What is expected ::
How many lines below contain the word "this"? Answer with that number alone.

Dataset entries

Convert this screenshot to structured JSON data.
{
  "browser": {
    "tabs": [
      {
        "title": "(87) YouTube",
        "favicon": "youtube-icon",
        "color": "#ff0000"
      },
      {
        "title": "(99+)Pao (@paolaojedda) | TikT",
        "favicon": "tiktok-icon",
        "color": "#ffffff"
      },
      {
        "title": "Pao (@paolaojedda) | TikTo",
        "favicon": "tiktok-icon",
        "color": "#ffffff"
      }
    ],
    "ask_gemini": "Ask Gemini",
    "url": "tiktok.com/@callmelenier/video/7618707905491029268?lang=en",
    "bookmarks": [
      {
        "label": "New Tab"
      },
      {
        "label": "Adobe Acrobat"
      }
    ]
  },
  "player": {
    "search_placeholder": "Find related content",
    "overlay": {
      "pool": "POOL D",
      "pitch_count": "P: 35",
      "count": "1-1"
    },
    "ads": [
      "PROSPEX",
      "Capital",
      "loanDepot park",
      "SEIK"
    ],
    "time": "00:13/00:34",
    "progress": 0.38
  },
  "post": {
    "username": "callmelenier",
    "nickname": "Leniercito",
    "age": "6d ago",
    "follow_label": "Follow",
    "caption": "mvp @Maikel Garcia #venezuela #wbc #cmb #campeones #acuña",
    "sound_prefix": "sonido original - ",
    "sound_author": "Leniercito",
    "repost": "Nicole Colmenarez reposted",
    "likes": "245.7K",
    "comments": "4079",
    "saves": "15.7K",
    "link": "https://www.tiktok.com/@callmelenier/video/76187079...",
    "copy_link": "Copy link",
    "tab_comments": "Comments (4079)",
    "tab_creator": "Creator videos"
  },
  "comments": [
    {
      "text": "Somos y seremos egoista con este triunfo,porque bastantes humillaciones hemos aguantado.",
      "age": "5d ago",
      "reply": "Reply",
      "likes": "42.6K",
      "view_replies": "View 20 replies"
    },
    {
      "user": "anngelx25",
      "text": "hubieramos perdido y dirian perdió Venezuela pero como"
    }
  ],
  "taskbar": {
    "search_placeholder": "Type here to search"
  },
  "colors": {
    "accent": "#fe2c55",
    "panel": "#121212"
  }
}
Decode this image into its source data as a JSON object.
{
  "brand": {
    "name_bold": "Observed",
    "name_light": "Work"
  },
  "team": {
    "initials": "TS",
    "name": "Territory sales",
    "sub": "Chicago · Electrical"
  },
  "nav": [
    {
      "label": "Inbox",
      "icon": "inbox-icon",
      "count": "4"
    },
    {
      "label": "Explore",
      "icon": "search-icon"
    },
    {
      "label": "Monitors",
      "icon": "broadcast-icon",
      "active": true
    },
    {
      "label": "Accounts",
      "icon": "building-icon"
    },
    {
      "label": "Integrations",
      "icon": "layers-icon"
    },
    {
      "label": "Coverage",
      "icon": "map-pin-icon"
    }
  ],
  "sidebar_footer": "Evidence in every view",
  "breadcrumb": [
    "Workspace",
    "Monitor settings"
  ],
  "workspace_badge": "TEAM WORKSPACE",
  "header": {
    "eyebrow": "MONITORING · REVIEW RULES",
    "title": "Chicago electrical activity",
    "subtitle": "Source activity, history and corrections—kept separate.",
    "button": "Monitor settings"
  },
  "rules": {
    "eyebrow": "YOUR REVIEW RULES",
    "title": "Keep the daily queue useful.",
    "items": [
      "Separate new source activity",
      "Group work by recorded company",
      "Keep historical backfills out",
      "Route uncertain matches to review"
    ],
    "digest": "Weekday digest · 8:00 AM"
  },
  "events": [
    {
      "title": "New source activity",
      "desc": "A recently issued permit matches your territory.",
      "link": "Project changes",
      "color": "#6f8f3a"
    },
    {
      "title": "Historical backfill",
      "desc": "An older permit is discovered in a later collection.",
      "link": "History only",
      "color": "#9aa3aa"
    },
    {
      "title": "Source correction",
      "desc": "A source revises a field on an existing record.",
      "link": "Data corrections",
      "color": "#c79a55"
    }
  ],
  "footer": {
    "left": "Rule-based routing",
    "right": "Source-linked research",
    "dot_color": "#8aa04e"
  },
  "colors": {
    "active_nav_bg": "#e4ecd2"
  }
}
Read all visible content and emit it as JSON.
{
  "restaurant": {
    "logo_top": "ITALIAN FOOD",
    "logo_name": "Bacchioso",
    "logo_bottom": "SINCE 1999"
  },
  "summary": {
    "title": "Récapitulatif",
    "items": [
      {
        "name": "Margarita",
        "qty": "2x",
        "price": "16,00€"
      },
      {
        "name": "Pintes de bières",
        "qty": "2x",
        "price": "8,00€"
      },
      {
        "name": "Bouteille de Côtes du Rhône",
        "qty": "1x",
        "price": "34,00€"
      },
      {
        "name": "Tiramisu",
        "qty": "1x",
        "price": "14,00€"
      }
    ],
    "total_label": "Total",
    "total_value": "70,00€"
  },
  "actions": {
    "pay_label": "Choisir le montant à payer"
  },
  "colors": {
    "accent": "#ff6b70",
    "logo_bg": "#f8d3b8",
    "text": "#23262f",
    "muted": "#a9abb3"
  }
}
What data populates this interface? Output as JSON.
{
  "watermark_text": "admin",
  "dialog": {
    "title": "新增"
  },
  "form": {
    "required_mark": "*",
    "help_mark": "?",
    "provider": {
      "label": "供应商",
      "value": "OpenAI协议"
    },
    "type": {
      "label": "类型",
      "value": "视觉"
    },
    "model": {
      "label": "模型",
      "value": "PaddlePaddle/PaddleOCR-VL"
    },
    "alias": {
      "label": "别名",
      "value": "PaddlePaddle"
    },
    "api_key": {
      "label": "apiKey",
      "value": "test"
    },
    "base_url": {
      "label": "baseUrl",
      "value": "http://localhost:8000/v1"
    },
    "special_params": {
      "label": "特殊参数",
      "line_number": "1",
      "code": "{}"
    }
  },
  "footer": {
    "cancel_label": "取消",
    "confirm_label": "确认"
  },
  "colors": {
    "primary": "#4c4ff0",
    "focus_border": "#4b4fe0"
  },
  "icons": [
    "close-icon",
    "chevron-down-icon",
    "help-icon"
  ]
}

Output of the task ::
3